The cell phone girl next to me was her granddaughter. The grandmother had watched the way I entertained her granddaughter (“Lord, that girl is a handful!”), and she thanked me for, “putting up with ‘wild child’”. She was convinced that my presence there was no coincidence.
“That bar stool was taken until you walked in that door,” she said. “I saw it happen. Now they tell me that we’re all practically neighbors! That’s my sign! My family is looked after and everything will be OK.”
I don’t often feel used in a positive, transcendent way, especially not in a loud bar in the midst of the Uncanny Valley, but I did that night. Maybe I’m just not as open to the possibility as I should be, including the possibility of others being used in a similar way in my life.
The grandmother pulled my face down to hers and kissed me on the cheek. “Bless you baby,” she whispered.
“Thank you, Grandma from another family, for being here to watch over me too, even if pain drove you here.” That is what I wish I had the wisdom to say.
I could have (and probably should have) spent the rest of my night there, but I felt it would have been a waste of the dork protection granted by the book I carried. The book of fine art was my sign of being looked after. That looks stupid in type compared to what had just happened, but sometimes our life logic is best understood through an alternate definition.

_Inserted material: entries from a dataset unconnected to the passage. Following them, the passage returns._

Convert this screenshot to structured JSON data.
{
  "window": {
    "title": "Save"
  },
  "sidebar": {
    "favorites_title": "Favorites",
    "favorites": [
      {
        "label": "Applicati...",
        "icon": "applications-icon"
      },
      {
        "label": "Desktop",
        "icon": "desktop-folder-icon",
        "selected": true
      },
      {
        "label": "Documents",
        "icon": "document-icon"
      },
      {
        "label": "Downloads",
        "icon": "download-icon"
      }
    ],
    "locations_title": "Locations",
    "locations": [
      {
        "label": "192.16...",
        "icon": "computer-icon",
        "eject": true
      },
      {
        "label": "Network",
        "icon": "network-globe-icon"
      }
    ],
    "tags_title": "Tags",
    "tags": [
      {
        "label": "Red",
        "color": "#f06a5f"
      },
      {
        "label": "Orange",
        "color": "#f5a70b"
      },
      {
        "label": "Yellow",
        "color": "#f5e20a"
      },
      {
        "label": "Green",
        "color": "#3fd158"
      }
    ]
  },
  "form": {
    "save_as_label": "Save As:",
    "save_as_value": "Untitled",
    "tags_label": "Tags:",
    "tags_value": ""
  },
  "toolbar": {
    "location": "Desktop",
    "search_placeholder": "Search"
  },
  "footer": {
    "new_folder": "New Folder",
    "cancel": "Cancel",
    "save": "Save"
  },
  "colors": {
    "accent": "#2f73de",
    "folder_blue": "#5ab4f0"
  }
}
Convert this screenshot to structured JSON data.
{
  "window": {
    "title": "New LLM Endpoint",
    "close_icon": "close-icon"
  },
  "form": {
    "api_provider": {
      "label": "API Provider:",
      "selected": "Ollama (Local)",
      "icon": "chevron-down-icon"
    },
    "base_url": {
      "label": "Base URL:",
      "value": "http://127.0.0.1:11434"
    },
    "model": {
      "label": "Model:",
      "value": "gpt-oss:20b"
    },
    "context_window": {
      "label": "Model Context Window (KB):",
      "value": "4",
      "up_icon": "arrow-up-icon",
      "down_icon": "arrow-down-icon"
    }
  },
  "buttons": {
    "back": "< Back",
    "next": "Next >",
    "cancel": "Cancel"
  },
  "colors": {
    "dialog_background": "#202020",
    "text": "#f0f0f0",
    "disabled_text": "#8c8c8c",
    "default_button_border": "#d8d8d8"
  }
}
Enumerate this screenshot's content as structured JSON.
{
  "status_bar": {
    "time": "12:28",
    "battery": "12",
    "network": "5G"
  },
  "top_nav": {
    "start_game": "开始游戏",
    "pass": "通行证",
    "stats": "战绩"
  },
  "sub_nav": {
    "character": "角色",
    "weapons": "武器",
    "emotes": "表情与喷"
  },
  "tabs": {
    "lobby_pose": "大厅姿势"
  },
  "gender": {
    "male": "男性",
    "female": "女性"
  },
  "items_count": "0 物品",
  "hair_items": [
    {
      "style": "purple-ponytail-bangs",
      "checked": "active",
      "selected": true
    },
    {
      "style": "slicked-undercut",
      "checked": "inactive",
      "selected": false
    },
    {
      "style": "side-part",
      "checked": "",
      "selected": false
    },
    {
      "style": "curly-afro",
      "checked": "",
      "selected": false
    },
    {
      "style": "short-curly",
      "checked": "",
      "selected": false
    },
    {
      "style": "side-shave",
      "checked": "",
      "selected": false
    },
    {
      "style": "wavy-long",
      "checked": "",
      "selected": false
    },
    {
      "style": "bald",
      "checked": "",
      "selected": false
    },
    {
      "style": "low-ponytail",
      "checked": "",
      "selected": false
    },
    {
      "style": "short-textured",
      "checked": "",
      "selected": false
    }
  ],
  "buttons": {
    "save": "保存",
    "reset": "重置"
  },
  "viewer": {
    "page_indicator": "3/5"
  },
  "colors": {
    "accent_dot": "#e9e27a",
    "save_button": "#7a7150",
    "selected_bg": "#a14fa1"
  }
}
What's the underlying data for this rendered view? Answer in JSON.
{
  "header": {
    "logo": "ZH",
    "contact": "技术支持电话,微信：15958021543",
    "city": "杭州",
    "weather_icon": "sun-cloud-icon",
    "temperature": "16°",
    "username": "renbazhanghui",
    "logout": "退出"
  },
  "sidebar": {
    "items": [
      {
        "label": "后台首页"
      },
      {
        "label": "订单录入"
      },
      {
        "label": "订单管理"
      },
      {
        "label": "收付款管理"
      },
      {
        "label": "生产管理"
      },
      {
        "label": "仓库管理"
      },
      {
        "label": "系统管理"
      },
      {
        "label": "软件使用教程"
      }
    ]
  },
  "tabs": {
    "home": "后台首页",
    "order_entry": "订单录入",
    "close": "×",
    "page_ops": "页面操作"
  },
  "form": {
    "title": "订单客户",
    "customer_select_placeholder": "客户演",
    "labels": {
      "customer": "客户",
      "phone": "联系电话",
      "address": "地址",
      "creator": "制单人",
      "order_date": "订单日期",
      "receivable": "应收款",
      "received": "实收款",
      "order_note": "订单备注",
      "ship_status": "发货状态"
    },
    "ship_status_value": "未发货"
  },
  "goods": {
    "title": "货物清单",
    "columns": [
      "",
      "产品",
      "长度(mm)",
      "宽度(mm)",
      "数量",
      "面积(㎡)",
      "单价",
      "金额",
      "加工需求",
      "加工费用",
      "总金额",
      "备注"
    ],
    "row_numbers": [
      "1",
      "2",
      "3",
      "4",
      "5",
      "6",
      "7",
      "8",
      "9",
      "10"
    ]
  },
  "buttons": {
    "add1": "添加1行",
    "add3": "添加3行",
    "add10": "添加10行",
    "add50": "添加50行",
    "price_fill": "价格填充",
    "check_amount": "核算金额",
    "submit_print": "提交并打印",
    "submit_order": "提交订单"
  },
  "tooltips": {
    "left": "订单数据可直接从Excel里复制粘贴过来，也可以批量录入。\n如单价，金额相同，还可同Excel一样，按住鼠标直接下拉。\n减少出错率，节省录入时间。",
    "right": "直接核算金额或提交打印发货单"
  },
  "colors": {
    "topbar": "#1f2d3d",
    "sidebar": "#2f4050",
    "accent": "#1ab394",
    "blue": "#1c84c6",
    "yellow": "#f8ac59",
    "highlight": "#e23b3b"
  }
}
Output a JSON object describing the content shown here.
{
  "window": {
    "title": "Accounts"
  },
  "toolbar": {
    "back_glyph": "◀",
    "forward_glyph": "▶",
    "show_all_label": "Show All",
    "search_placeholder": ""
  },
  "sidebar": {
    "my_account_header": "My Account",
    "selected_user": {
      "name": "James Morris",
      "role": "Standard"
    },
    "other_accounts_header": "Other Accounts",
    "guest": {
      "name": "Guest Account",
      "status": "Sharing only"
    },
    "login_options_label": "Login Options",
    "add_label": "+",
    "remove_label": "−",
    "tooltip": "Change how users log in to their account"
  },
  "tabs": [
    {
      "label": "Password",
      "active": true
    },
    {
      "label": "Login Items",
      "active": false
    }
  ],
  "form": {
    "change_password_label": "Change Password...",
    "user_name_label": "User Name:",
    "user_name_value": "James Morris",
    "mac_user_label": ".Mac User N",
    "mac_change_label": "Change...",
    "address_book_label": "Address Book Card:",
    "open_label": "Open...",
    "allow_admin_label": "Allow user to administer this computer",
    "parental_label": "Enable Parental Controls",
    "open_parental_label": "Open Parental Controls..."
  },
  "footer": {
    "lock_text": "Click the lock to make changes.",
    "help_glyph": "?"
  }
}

On the street, I checked walking directions to the gallery on my iPhone 4 with IOS 7 after being fully charged overnight. Translation: Cell phone approaching battery death. The screen went black before the mapping app had fully opened.
I looked up into a sky that was as black as my phone screen. Only somewhat larger. A fine mist of rain coated my face. I decided to walk in the general direction of where I thought the gallery was. 241 Chartres Street, here I come.
After a while, I looked around and saw nothing familiar. Therefore, I kept walking. Soon, I saw things that appeared definitively unfamiliar, such as abandoned and neglected post-Katrina mansions. And train tracks.
For a long time, I was the only person on the dark streets for blocks. Since I had a fine art book under my arm, I defiantly kept walking and walking.
Shouldn’t the Mississippi River be on the other side of me?